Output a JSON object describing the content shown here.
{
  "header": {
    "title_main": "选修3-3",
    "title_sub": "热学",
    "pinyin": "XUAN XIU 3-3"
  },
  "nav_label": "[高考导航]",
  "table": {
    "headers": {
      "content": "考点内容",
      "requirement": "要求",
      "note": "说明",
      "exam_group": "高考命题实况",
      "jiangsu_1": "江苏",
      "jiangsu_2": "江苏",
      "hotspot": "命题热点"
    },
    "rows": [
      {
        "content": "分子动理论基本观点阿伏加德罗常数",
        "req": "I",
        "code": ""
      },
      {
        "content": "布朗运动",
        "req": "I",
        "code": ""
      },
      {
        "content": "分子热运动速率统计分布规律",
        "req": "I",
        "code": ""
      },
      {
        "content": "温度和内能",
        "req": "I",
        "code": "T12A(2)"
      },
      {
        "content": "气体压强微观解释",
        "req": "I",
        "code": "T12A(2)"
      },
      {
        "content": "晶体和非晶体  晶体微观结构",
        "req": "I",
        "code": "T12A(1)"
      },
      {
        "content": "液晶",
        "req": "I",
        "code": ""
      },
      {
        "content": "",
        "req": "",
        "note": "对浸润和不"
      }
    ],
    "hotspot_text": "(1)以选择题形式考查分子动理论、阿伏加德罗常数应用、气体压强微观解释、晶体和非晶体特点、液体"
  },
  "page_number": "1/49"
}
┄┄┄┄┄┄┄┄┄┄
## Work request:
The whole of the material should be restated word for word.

## Completed exercise:
Output a JSON object describing the content shown here.
{
  "header": {
    "title_main": "选修3-3",
    "title_sub": "热学",
    "pinyin": "XUAN XIU 3-3"
  },
  "nav_label": "[高考导航]",
  "table": {
    "headers": {
      "content": "考点内容",
      "requirement": "要求",
      "note": "说明",
      "exam_group": "高考命题实况",
      "jiangsu_1": "江苏",
      "jiangsu_2": "江苏",
      "hotspot": "命题热点"
    },
    "rows": [
      {
        "content": "分子动理论基本观点阿伏加德罗常数",
        "req": "I",
        "code": ""
      },
      {
        "content": "布朗运动",
        "req": "I",
        "code": ""
      },
      {
        "content": "分子热运动速率统计分布规律",
        "req": "I",
        "code": ""
      },
      {
        "content": "温度和内能",
        "req": "I",
        "code": "T12A(2)"
      },
      {
        "content": "气体压强微观解释",
        "req": "I",
        "code": "T12A(2)"
      },
      {
        "content": "晶体和非晶体  晶体微观结构",
        "req": "I",
        "code": "T12A(1)"
      },
      {
        "content": "液晶",
        "req": "I",
        "code": ""
      },
      {
        "content": "",
        "req": "",
        "note": "对浸润和不"
      }
    ],
    "hotspot_text": "(1)以选择题形式考查分子动理论、阿伏加德罗常数应用、气体压强微观解释、晶体和非晶体特点、液体"
  },
  "page_number": "1/49"
}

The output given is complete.